## To do
Print the data exactly, leaving nothing out.

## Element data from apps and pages
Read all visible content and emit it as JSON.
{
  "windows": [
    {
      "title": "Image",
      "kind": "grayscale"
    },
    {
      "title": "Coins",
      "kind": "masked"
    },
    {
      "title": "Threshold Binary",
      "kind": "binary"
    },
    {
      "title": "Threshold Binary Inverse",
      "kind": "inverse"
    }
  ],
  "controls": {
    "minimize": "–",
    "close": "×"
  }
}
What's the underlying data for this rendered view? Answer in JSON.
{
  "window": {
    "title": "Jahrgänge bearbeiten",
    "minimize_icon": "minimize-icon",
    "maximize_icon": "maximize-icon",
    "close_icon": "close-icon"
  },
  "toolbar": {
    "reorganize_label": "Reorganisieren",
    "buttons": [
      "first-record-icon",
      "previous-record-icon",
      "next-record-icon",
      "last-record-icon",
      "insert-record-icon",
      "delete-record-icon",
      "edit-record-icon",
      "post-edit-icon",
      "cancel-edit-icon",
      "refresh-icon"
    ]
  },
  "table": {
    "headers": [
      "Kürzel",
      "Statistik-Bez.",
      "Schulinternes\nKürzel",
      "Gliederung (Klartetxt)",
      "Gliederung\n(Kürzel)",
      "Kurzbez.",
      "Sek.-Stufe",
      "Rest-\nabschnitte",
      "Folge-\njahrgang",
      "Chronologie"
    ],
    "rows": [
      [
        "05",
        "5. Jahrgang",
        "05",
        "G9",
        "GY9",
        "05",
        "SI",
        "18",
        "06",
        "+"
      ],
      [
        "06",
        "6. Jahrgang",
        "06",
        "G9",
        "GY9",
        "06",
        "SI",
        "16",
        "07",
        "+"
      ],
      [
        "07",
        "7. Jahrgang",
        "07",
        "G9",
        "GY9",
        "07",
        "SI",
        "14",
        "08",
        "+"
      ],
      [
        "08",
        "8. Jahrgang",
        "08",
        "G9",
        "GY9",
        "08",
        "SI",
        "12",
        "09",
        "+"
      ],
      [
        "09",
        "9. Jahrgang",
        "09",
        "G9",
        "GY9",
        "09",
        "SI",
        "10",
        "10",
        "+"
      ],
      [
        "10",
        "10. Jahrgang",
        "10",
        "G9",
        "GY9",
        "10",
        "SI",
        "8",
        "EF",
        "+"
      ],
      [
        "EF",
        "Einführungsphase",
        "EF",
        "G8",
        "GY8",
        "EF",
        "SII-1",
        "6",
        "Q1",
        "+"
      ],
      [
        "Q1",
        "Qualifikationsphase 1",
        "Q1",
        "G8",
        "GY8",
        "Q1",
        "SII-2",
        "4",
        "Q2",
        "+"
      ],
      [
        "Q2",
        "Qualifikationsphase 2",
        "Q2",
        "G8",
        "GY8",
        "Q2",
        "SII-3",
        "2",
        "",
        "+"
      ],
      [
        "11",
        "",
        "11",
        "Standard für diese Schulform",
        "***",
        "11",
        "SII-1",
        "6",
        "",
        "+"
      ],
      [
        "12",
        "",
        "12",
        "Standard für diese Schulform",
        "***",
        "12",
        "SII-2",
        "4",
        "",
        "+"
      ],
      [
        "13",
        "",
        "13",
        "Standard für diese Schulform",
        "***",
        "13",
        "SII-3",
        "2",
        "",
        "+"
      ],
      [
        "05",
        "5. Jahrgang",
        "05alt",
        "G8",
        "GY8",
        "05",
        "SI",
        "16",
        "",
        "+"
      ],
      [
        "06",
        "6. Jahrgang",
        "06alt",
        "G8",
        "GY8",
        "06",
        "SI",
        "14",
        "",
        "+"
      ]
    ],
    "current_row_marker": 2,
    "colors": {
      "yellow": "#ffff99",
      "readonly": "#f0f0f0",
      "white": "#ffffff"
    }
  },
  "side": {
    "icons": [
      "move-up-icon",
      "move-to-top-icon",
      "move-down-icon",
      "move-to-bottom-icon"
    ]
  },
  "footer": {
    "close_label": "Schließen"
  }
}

## Answer box
Read all visible content and emit it as JSON.
{
  "windows": [
    {
      "title": "Image",
      "kind": "grayscale"
    },
    {
      "title": "Coins",
      "kind": "masked"
    },
    {
      "title": "Threshold Binary",
      "kind": "binary"
    },
    {
      "title": "Threshold Binary Inverse",
      "kind": "inverse"
    }
  ],
  "controls": {
    "minimize": "–",
    "close": "×"
  }
}
What's the underlying data for this rendered view? Answer in JSON.
{
  "window": {
    "title": "Jahrgänge bearbeiten",
    "minimize_icon": "minimize-icon",
    "maximize_icon": "maximize-icon",
    "close_icon": "close-icon"
  },
  "toolbar": {
    "reorganize_label": "Reorganisieren",
    "buttons": [
      "first-record-icon",
      "previous-record-icon",
      "next-record-icon",
      "last-record-icon",
      "insert-record-icon",
      "delete-record-icon",
      "edit-record-icon",
      "post-edit-icon",
      "cancel-edit-icon",
      "refresh-icon"
    ]
  },
  "table": {
    "headers": [
      "Kürzel",
      "Statistik-Bez.",
      "Schulinternes\nKürzel",
      "Gliederung (Klartetxt)",
      "Gliederung\n(Kürzel)",
      "Kurzbez.",
      "Sek.-Stufe",
      "Rest-\nabschnitte",
      "Folge-\njahrgang",
      "Chronologie"
    ],
    "rows": [
      [
        "05",
        "5. Jahrgang",
        "05",
        "G9",
        "GY9",
        "05",
        "SI",
        "18",
        "06",
        "+"
      ],
      [
        "06",
        "6. Jahrgang",
        "06",
        "G9",
        "GY9",
        "06",
        "SI",
        "16",
        "07",
        "+"
      ],
      [
        "07",
        "7. Jahrgang",
        "07",
        "G9",
        "GY9",
        "07",
        "SI",
        "14",
        "08",
        "+"
      ],
      [
        "08",
        "8. Jahrgang",
        "08",
        "G9",
        "GY9",
        "08",
        "SI",
        "12",
        "09",
        "+"
      ],
      [
        "09",
        "9. Jahrgang",
        "09",
        "G9",
        "GY9",
        "09",
        "SI",
        "10",
        "10",
        "+"
      ],
      [
        "10",
        "10. Jahrgang",
        "10",
        "G9",
        "GY9",
        "10",
        "SI",
        "8",
        "EF",
        "+"
      ],
      [
        "EF",
        "Einführungsphase",
        "EF",
        "G8",
        "GY8",
        "EF",
        "SII-1",
        "6",
        "Q1",
        "+"
      ],
      [
        "Q1",
        "Qualifikationsphase 1",
        "Q1",
        "G8",
        "GY8",
        "Q1",
        "SII-2",
        "4",
        "Q2",
        "+"
      ],
      [
        "Q2",
        "Qualifikationsphase 2",
        "Q2",
        "G8",
        "GY8",
        "Q2",
        "SII-3",
        "2",
        "",
        "+"
      ],
      [
        "11",
        "",
        "11",
        "Standard für diese Schulform",
        "***",
        "11",
        "SII-1",
        "6",
        "",
        "+"
      ],
      [
        "12",
        "",
        "12",
        "Standard für diese Schulform",
        "***",
        "12",
        "SII-2",
        "4",
        "",
        "+"
      ],
      [
        "13",
        "",
        "13",
        "Standard für diese Schulform",
        "***",
        "13",
        "SII-3",
        "2",
        "",
        "+"
      ],
      [
        "05",
        "5. Jahrgang",
        "05alt",
        "G8",
        "GY8",
        "05",
        "SI",
        "16",
        "",
        "+"
      ],
      [
        "06",
        "6. Jahrgang",
        "06alt",
        "G8",
        "GY8",
        "06",
        "SI",
        "14",
        "",
        "+"
      ]
    ],
    "current_row_marker": 2,
    "colors": {
      "yellow": "#ffff99",
      "readonly": "#f0f0f0",
      "white": "#ffffff"
    }
  },
  "side": {
    "icons": [
      "move-up-icon",
      "move-to-top-icon",
      "move-down-icon",
      "move-to-bottom-icon"
    ]
  },
  "footer": {
    "close_label": "Schließen"
  }
}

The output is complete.